* RECORDED DATA
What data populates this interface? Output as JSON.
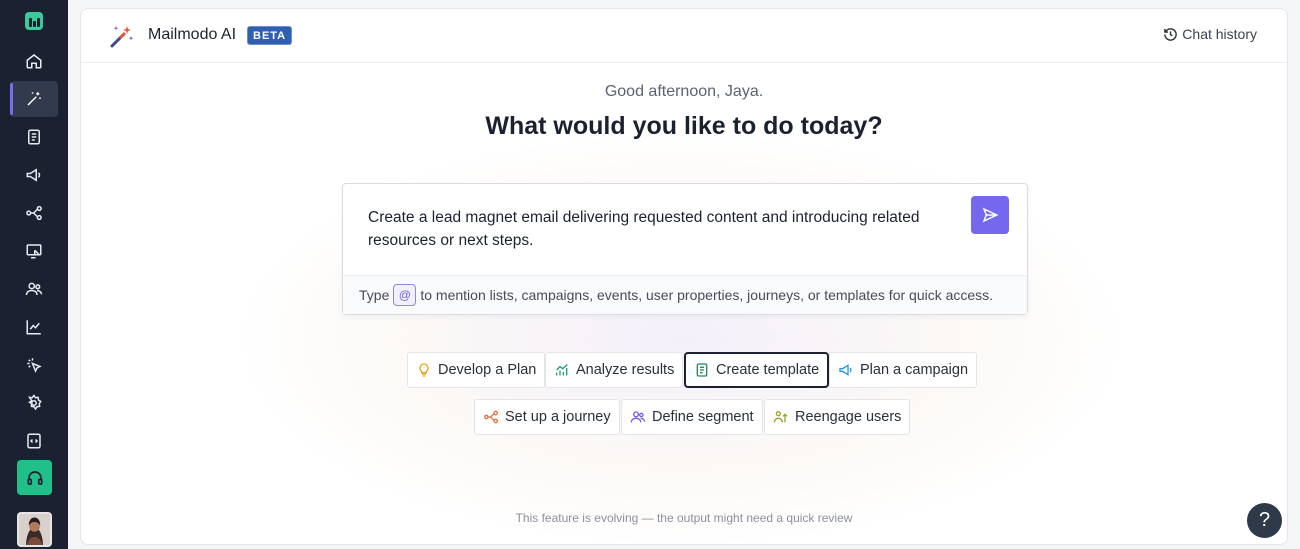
{
  "sidebar": {
    "items": [
      {
        "name": "home-icon",
        "active": false
      },
      {
        "name": "magic-wand-icon",
        "active": true
      },
      {
        "name": "document-icon",
        "active": false
      },
      {
        "name": "megaphone-icon",
        "active": false
      },
      {
        "name": "journey-icon",
        "active": false
      },
      {
        "name": "screen-cursor-icon",
        "active": false
      },
      {
        "name": "users-icon",
        "active": false
      },
      {
        "name": "analytics-icon",
        "active": false
      },
      {
        "name": "click-icon",
        "active": false
      },
      {
        "name": "settings-icon",
        "active": false
      },
      {
        "name": "code-icon",
        "active": false
      }
    ],
    "support_icon": "headphones-icon",
    "accent": "#21c08b"
  },
  "header": {
    "app_name": "Mailmodo AI",
    "badge": "BETA",
    "chat_history_label": "Chat history"
  },
  "main": {
    "greeting": "Good afternoon, Jaya.",
    "headline": "What would you like to do today?",
    "prompt": {
      "text": "Create a lead magnet email delivering requested content and introducing related resources or next steps.",
      "hint_before": "Type",
      "hint_symbol": "@",
      "hint_after": "to mention lists, campaigns, events, user properties, journeys, or templates for quick access."
    },
    "actions": [
      {
        "label": "Develop a Plan",
        "icon": "lightbulb-icon",
        "selected": false
      },
      {
        "label": "Analyze results",
        "icon": "chart-icon",
        "selected": false
      },
      {
        "label": "Create template",
        "icon": "template-icon",
        "selected": true
      },
      {
        "label": "Plan a campaign",
        "icon": "megaphone-icon",
        "selected": false
      },
      {
        "label": "Set up a journey",
        "icon": "journey-icon",
        "selected": false
      },
      {
        "label": "Define segment",
        "icon": "segment-icon",
        "selected": false
      },
      {
        "label": "Reengage users",
        "icon": "reengage-icon",
        "selected": false
      }
    ],
    "disclaimer": "This feature is evolving — the output might need a quick review"
  },
  "help_label": "?",
  "colors": {
    "sidebar_bg": "#1b2130",
    "send_button": "#7567ee",
    "beta_badge": "#2f5fae"
  }
}
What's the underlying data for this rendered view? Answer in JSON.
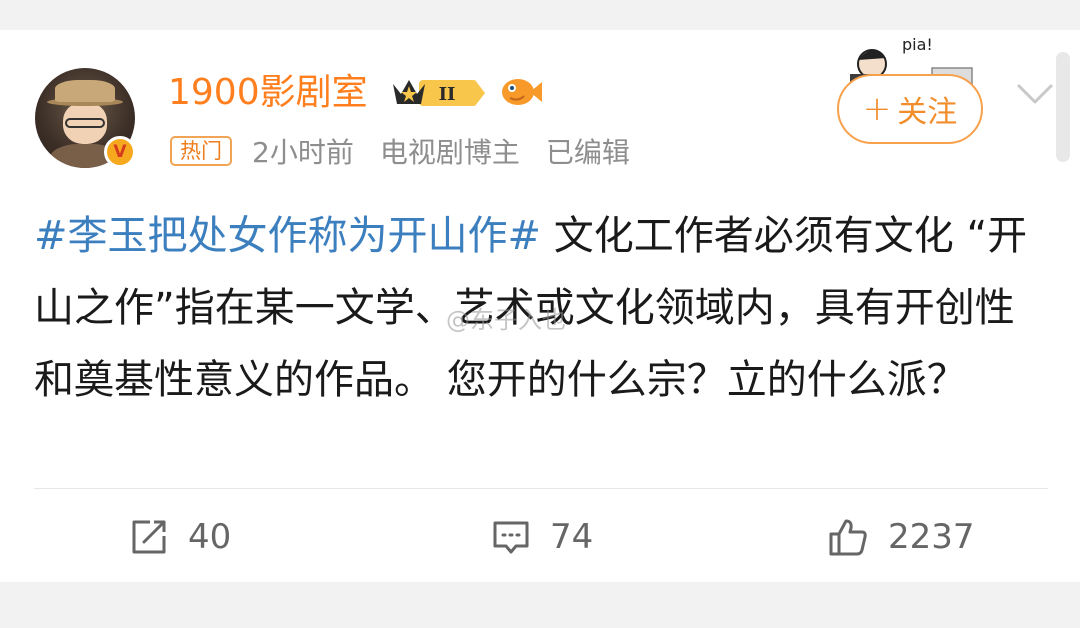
{
  "post": {
    "username": "1900影剧室",
    "vip_level": "II",
    "verify_mark": "V",
    "hot_tag": "热门",
    "time": "2小时前",
    "category": "电视剧博主",
    "edited": "已编辑",
    "follow_label": "关注",
    "follow_plus": "+",
    "pia_text": "pia!",
    "hashtag": "#李玉把处女作称为开山作#",
    "body": " 文化工作者必须有文化 “开山之作”指在某一文学、艺术或文化领域内，具有开创性和奠基性意义的作品。 您开的什么宗？立的什么派？",
    "watermark": "@东子入也"
  },
  "actions": {
    "repost_count": "40",
    "comment_count": "74",
    "like_count": "2237"
  },
  "colors": {
    "username": "#ff7f1f",
    "hashtag": "#3c7fbf",
    "follow": "#f28d2c",
    "meta": "#8e8e8e"
  },
  "icons": {
    "repost": "share-icon",
    "comment": "comment-icon",
    "like": "thumbs-up-icon",
    "more": "chevron-down-icon"
  }
}
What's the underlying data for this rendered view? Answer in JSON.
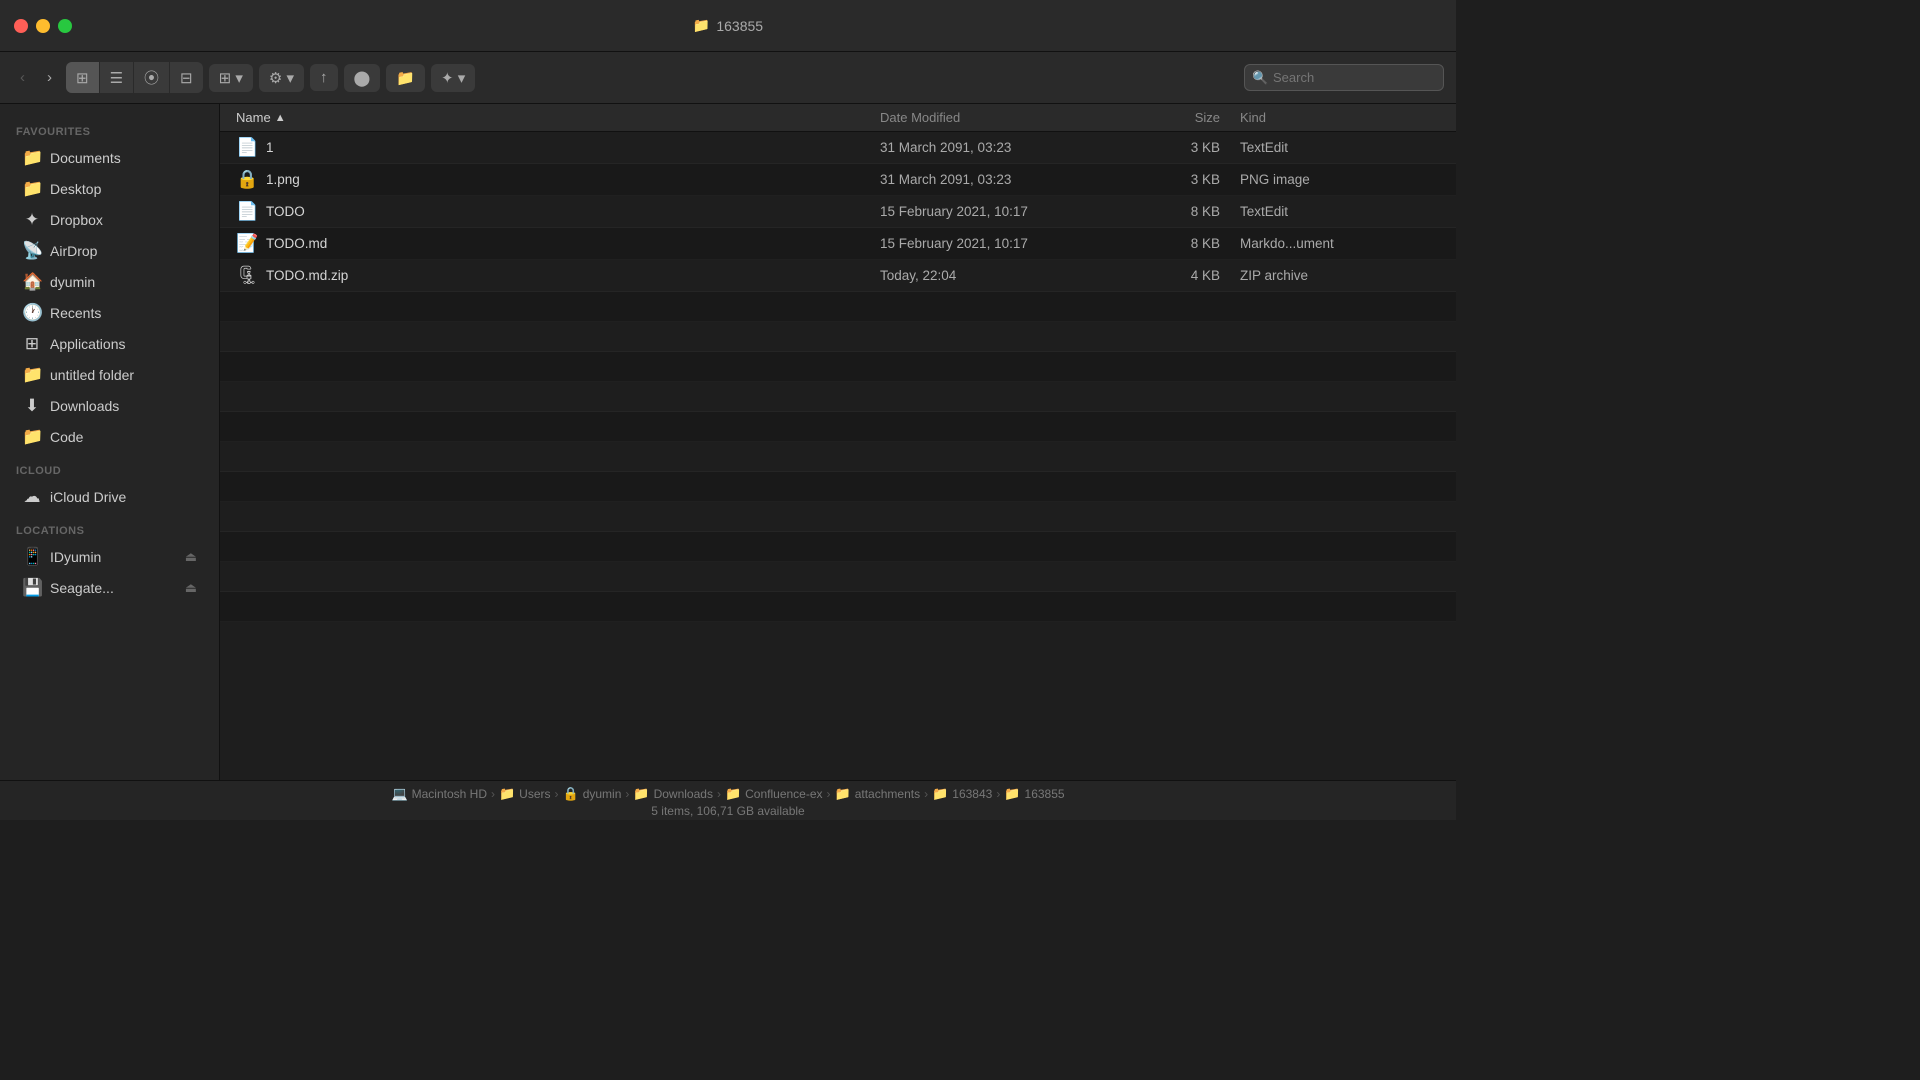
{
  "window": {
    "title": "163855",
    "controls": {
      "close": "close",
      "minimize": "minimize",
      "maximize": "maximize"
    }
  },
  "toolbar": {
    "back_label": "‹",
    "forward_label": "›",
    "view_icon": "⊞",
    "view_list": "☰",
    "view_columns": "⦿",
    "view_cover": "⊟",
    "group_label": "⊞ ▾",
    "action_label": "⚙ ▾",
    "share_label": "↑",
    "tag_label": "⬤",
    "new_folder_label": "📁",
    "dropbox_label": "✦ ▾",
    "search_placeholder": "Search"
  },
  "sidebar": {
    "favourites_label": "Favourites",
    "items_favourites": [
      {
        "id": "documents",
        "label": "Documents",
        "icon": "📁"
      },
      {
        "id": "desktop",
        "label": "Desktop",
        "icon": "📁"
      },
      {
        "id": "dropbox",
        "label": "Dropbox",
        "icon": "✦"
      },
      {
        "id": "airdrop",
        "label": "AirDrop",
        "icon": "📡"
      },
      {
        "id": "dyumin",
        "label": "dyumin",
        "icon": "🏠"
      },
      {
        "id": "recents",
        "label": "Recents",
        "icon": "🕐"
      },
      {
        "id": "applications",
        "label": "Applications",
        "icon": "⊞"
      },
      {
        "id": "untitled-folder",
        "label": "untitled folder",
        "icon": "📁"
      },
      {
        "id": "downloads",
        "label": "Downloads",
        "icon": "⬇"
      },
      {
        "id": "code",
        "label": "Code",
        "icon": "📁"
      }
    ],
    "icloud_label": "iCloud",
    "items_icloud": [
      {
        "id": "icloud-drive",
        "label": "iCloud Drive",
        "icon": "☁"
      }
    ],
    "locations_label": "Locations",
    "items_locations": [
      {
        "id": "idyumin",
        "label": "IDyumin",
        "icon": "📱",
        "eject": true
      },
      {
        "id": "seagate",
        "label": "Seagate...",
        "icon": "💾",
        "eject": true
      }
    ]
  },
  "file_list": {
    "columns": {
      "name": "Name",
      "date_modified": "Date Modified",
      "size": "Size",
      "kind": "Kind"
    },
    "sort_column": "name",
    "sort_direction": "asc",
    "files": [
      {
        "id": "file-1",
        "name": "1",
        "icon": "📄",
        "date_modified": "31 March 2091, 03:23",
        "size": "3 KB",
        "kind": "TextEdit"
      },
      {
        "id": "file-1png",
        "name": "1.png",
        "icon": "🔒",
        "date_modified": "31 March 2091, 03:23",
        "size": "3 KB",
        "kind": "PNG image"
      },
      {
        "id": "file-todo",
        "name": "TODO",
        "icon": "📄",
        "date_modified": "15 February 2021, 10:17",
        "size": "8 KB",
        "kind": "TextEdit"
      },
      {
        "id": "file-todomd",
        "name": "TODO.md",
        "icon": "📝",
        "date_modified": "15 February 2021, 10:17",
        "size": "8 KB",
        "kind": "Markdo...ument"
      },
      {
        "id": "file-todomdzip",
        "name": "TODO.md.zip",
        "icon": "🗜",
        "date_modified": "Today, 22:04",
        "size": "4 KB",
        "kind": "ZIP archive"
      }
    ]
  },
  "status_bar": {
    "items_count": "5 items, 106,71 GB available",
    "breadcrumb": [
      {
        "label": "Macintosh HD",
        "icon": "💻"
      },
      {
        "label": "Users",
        "icon": "📁"
      },
      {
        "label": "dyumin",
        "icon": "🔒"
      },
      {
        "label": "Downloads",
        "icon": "📁"
      },
      {
        "label": "Confluence-ex",
        "icon": "📁"
      },
      {
        "label": "attachments",
        "icon": "📁"
      },
      {
        "label": "163843",
        "icon": "📁"
      },
      {
        "label": "163855",
        "icon": "📁"
      }
    ]
  }
}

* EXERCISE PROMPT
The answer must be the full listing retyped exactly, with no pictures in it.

* ANSWER SPACE
What data populates this interface? Output as JSON.
{
  "sidebar": {
    "items": [
      {
        "name": "home-icon",
        "active": false
      },
      {
        "name": "magic-wand-icon",
        "active": true
      },
      {
        "name": "document-icon",
        "active": false
      },
      {
        "name": "megaphone-icon",
        "active": false
      },
      {
        "name": "journey-icon",
        "active": false
      },
      {
        "name": "screen-cursor-icon",
        "active": false
      },
      {
        "name": "users-icon",
        "active": false
      },
      {
        "name": "analytics-icon",
        "active": false
      },
      {
        "name": "click-icon",
        "active": false
      },
      {
        "name": "settings-icon",
        "active": false
      },
      {
        "name": "code-icon",
        "active": false
      }
    ],
    "support_icon": "headphones-icon",
    "accent": "#21c08b"
  },
  "header": {
    "app_name": "Mailmodo AI",
    "badge": "BETA",
    "chat_history_label": "Chat history"
  },
  "main": {
    "greeting": "Good afternoon, Jaya.",
    "headline": "What would you like to do today?",
    "prompt": {
      "text": "Create a lead magnet email delivering requested content and introducing related resources or next steps.",
      "hint_before": "Type",
      "hint_symbol": "@",
      "hint_after": "to mention lists, campaigns, events, user properties, journeys, or templates for quick access."
    },
    "actions": [
      {
        "label": "Develop a Plan",
        "icon": "lightbulb-icon",
        "selected": false
      },
      {
        "label": "Analyze results",
        "icon": "chart-icon",
        "selected": false
      },
      {
        "label": "Create template",
        "icon": "template-icon",
        "selected": true
      },
      {
        "label": "Plan a campaign",
        "icon": "megaphone-icon",
        "selected": false
      },
      {
        "label": "Set up a journey",
        "icon": "journey-icon",
        "selected": false
      },
      {
        "label": "Define segment",
        "icon": "segment-icon",
        "selected": false
      },
      {
        "label": "Reengage users",
        "icon": "reengage-icon",
        "selected": false
      }
    ],
    "disclaimer": "This feature is evolving — the output might need a quick review"
  },
  "help_label": "?",
  "colors": {
    "sidebar_bg": "#1b2130",
    "send_button": "#7567ee",
    "beta_badge": "#2f5fae"
  }
}
What's the underlying data for this rendered view? Answer in JSON.
{
  "post": {
    "username": "1900影剧室",
    "vip_level": "II",
    "verify_mark": "V",
    "hot_tag": "热门",
    "time": "2小时前",
    "category": "电视剧博主",
    "edited": "已编辑",
    "follow_label": "关注",
    "follow_plus": "+",
    "pia_text": "pia!",
    "hashtag": "#李玉把处女作称为开山作#",
    "body": " 文化工作者必须有文化 “开山之作”指在某一文学、艺术或文化领域内，具有开创性和奠基性意义的作品。 您开的什么宗？立的什么派？",
    "watermark": "@东子入也"
  },
  "actions": {
    "repost_count": "40",
    "comment_count": "74",
    "like_count": "2237"
  },
  "colors": {
    "username": "#ff7f1f",
    "hashtag": "#3c7fbf",
    "follow": "#f28d2c",
    "meta": "#8e8e8e"
  },
  "icons": {
    "repost": "share-icon",
    "comment": "comment-icon",
    "like": "thumbs-up-icon",
    "more": "chevron-down-icon"
  }
}
What's the underlying data for this rendered view? Answer in JSON.
{
  "window": {
    "title": "163855",
    "controls": {
      "close": "close",
      "minimize": "minimize",
      "maximize": "maximize"
    }
  },
  "toolbar": {
    "back_label": "‹",
    "forward_label": "›",
    "view_icon": "⊞",
    "view_list": "☰",
    "view_columns": "⦿",
    "view_cover": "⊟",
    "group_label": "⊞ ▾",
    "action_label": "⚙ ▾",
    "share_label": "↑",
    "tag_label": "⬤",
    "new_folder_label": "📁",
    "dropbox_label": "✦ ▾",
    "search_placeholder": "Search"
  },
  "sidebar": {
    "favourites_label": "Favourites",
    "items_favourites": [
      {
        "id": "documents",
        "label": "Documents",
        "icon": "📁"
      },
      {
        "id": "desktop",
        "label": "Desktop",
        "icon": "📁"
      },
      {
        "id": "dropbox",
        "label": "Dropbox",
        "icon": "✦"
      },
      {
        "id": "airdrop",
        "label": "AirDrop",
        "icon": "📡"
      },
      {
        "id": "dyumin",
        "label": "dyumin",
        "icon": "🏠"
      },
      {
        "id": "recents",
        "label": "Recents",
        "icon": "🕐"
      },
      {
        "id": "applications",
        "label": "Applications",
        "icon": "⊞"
      },
      {
        "id": "untitled-folder",
        "label": "untitled folder",
        "icon": "📁"
      },
      {
        "id": "downloads",
        "label": "Downloads",
        "icon": "⬇"
      },
      {
        "id": "code",
        "label": "Code",
        "icon": "📁"
      }
    ],
    "icloud_label": "iCloud",
    "items_icloud": [
      {
        "id": "icloud-drive",
        "label": "iCloud Drive",
        "icon": "☁"
      }
    ],
    "locations_label": "Locations",
    "items_locations": [
      {
        "id": "idyumin",
        "label": "IDyumin",
        "icon": "📱",
        "eject": true
      },
      {
        "id": "seagate",
        "label": "Seagate...",
        "icon": "💾",
        "eject": true
      }
    ]
  },
  "file_list": {
    "columns": {
      "name": "Name",
      "date_modified": "Date Modified",
      "size": "Size",
      "kind": "Kind"
    },
    "sort_column": "name",
    "sort_direction": "asc",
    "files": [
      {
        "id": "file-1",
        "name": "1",
        "icon": "📄",
        "date_modified": "31 March 2091, 03:23",
        "size": "3 KB",
        "kind": "TextEdit"
      },
      {
        "id": "file-1png",
        "name": "1.png",
        "icon": "🔒",
        "date_modified": "31 March 2091, 03:23",
        "size": "3 KB",
        "kind": "PNG image"
      },
      {
        "id": "file-todo",
        "name": "TODO",
        "icon": "📄",
        "date_modified": "15 February 2021, 10:17",
        "size": "8 KB",
        "kind": "TextEdit"
      },
      {
        "id": "file-todomd",
        "name": "TODO.md",
        "icon": "📝",
        "date_modified": "15 February 2021, 10:17",
        "size": "8 KB",
        "kind": "Markdo...ument"
      },
      {
        "id": "file-todomdzip",
        "name": "TODO.md.zip",
        "icon": "🗜",
        "date_modified": "Today, 22:04",
        "size": "4 KB",
        "kind": "ZIP archive"
      }
    ]
  },
  "status_bar": {
    "items_count": "5 items, 106,71 GB available",
    "breadcrumb": [
      {
        "label": "Macintosh HD",
        "icon": "💻"
      },
      {
        "label": "Users",
        "icon": "📁"
      },
      {
        "label": "dyumin",
        "icon": "🔒"
      },
      {
        "label": "Downloads",
        "icon": "📁"
      },
      {
        "label": "Confluence-ex",
        "icon": "📁"
      },
      {
        "label": "attachments",
        "icon": "📁"
      },
      {
        "label": "163843",
        "icon": "📁"
      },
      {
        "label": "163855",
        "icon": "📁"
      }
    ]
  }
}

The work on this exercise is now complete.